## Try it:
Count every line in the following entries that holds the word "title". Only the number should be given.

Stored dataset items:
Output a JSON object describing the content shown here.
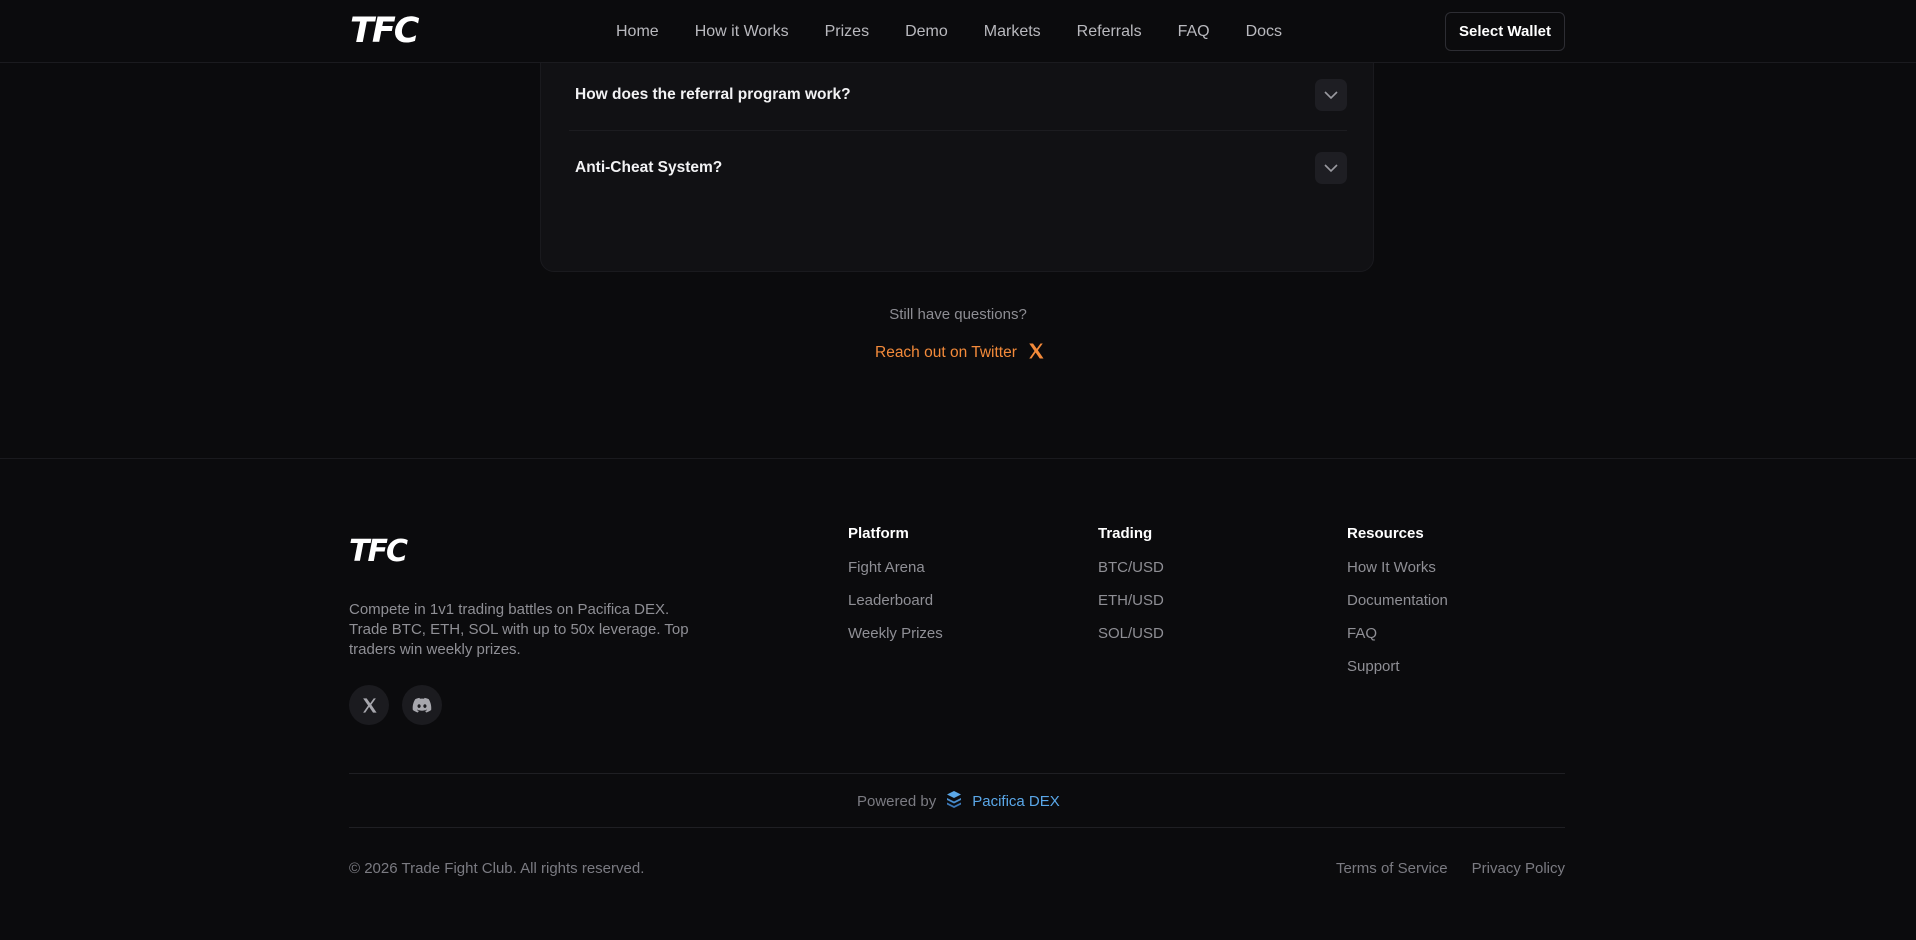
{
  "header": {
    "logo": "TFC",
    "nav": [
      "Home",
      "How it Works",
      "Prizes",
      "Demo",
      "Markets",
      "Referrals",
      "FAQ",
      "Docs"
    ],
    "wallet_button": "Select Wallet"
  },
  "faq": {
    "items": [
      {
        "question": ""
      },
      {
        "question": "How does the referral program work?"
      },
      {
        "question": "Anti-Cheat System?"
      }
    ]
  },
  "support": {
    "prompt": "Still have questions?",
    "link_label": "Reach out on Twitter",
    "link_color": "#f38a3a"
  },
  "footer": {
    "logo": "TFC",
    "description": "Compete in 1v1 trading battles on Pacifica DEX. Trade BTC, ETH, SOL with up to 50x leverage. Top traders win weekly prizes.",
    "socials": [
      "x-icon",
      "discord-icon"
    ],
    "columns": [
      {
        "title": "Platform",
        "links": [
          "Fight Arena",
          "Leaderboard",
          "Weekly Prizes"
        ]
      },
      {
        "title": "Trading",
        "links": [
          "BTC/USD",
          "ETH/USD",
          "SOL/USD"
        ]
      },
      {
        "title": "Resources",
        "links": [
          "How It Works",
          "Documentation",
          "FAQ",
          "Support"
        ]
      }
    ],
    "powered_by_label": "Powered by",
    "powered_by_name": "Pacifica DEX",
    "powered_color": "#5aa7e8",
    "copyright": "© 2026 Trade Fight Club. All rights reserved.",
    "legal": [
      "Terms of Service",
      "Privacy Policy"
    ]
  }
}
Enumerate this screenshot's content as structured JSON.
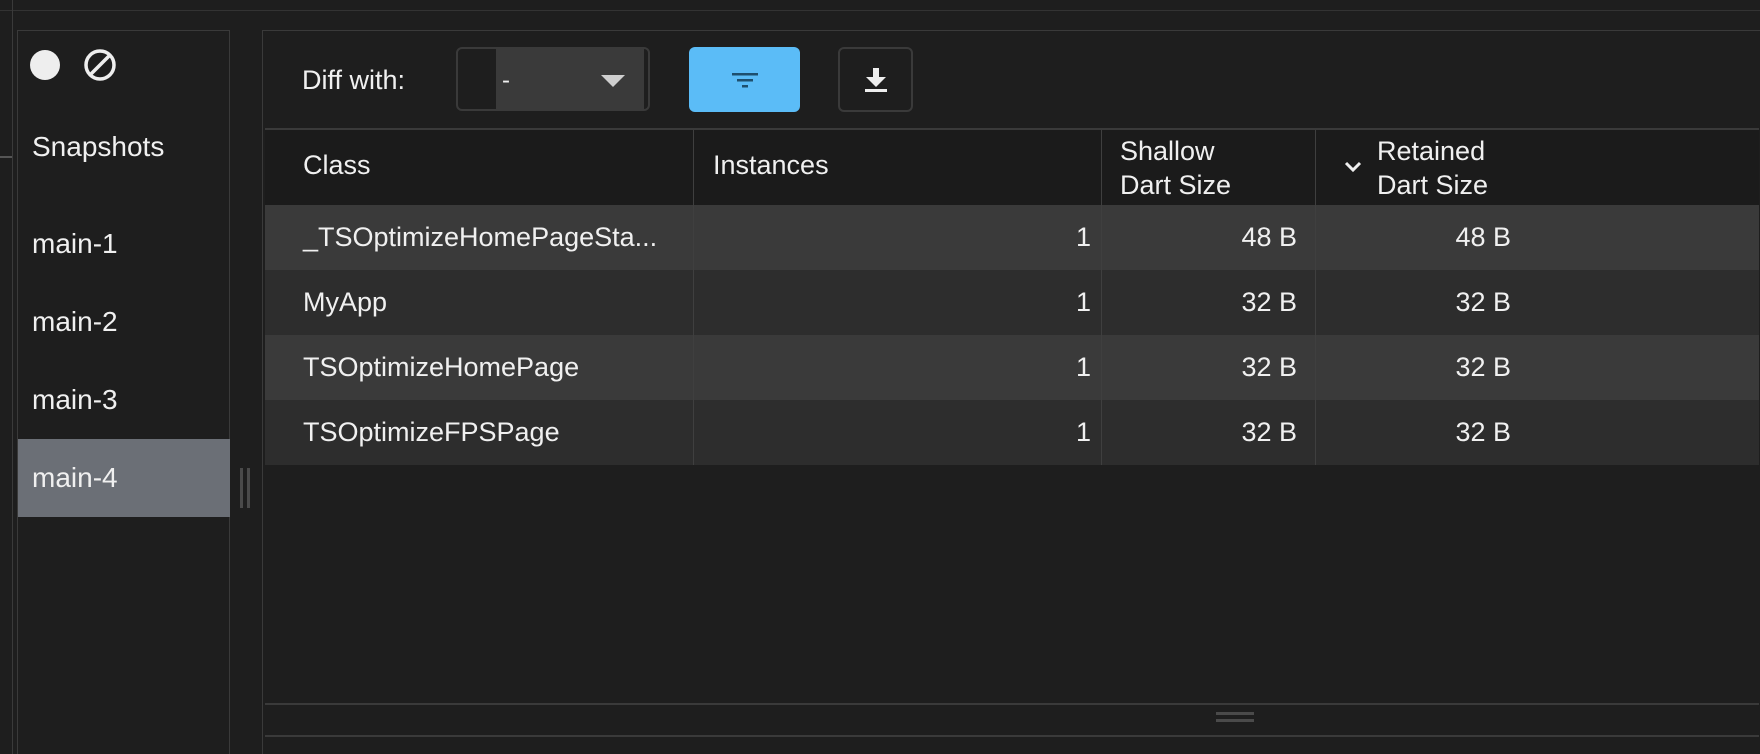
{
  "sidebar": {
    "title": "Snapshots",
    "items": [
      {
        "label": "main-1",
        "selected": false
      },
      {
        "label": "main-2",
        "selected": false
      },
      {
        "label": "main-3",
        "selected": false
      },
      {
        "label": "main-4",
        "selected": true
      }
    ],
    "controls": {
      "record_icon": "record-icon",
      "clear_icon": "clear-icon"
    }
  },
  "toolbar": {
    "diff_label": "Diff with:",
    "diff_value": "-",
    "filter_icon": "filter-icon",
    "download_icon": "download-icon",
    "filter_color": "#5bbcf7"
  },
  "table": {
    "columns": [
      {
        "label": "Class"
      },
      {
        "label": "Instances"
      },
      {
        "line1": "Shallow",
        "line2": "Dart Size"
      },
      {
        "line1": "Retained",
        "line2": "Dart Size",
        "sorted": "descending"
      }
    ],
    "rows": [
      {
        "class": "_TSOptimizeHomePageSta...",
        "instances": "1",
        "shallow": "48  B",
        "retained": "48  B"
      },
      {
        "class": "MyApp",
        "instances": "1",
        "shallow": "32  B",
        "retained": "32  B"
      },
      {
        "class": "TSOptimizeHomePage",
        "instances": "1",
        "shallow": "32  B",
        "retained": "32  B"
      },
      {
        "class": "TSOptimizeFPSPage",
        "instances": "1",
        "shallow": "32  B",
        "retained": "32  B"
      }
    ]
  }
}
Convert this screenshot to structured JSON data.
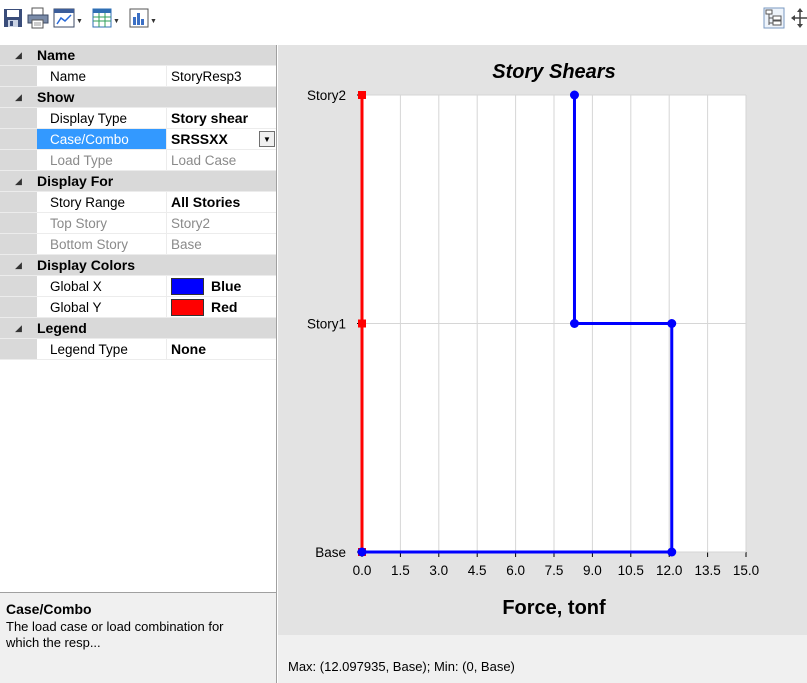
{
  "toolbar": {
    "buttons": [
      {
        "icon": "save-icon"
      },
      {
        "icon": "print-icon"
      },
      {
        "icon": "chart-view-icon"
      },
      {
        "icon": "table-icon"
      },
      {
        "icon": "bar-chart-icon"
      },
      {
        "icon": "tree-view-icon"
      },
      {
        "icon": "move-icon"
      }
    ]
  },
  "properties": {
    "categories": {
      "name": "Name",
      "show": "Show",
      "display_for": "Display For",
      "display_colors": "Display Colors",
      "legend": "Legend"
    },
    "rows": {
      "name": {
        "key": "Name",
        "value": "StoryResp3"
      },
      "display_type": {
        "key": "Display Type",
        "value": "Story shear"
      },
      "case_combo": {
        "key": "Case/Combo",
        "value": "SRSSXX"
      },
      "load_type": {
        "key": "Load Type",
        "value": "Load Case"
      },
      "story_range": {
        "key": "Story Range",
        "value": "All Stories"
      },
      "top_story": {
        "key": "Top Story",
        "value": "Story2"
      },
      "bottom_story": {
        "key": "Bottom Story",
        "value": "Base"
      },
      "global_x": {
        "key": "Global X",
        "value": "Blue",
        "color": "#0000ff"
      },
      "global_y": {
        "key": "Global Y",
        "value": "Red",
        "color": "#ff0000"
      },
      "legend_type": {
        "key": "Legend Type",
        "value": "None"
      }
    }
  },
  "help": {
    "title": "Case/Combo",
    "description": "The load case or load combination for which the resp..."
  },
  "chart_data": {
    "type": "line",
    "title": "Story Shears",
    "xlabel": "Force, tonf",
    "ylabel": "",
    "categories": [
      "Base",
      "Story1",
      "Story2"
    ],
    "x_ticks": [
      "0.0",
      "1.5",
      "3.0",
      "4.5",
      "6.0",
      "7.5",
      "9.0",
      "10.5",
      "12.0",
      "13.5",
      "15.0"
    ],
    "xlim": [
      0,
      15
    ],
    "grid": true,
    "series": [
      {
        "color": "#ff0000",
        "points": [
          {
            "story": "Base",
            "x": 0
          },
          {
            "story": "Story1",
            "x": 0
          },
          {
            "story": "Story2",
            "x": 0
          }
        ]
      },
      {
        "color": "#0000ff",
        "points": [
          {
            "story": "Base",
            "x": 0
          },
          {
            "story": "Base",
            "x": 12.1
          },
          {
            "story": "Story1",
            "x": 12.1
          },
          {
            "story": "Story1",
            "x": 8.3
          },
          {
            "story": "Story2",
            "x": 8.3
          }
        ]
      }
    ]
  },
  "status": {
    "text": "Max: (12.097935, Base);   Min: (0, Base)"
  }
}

## Your solution:
6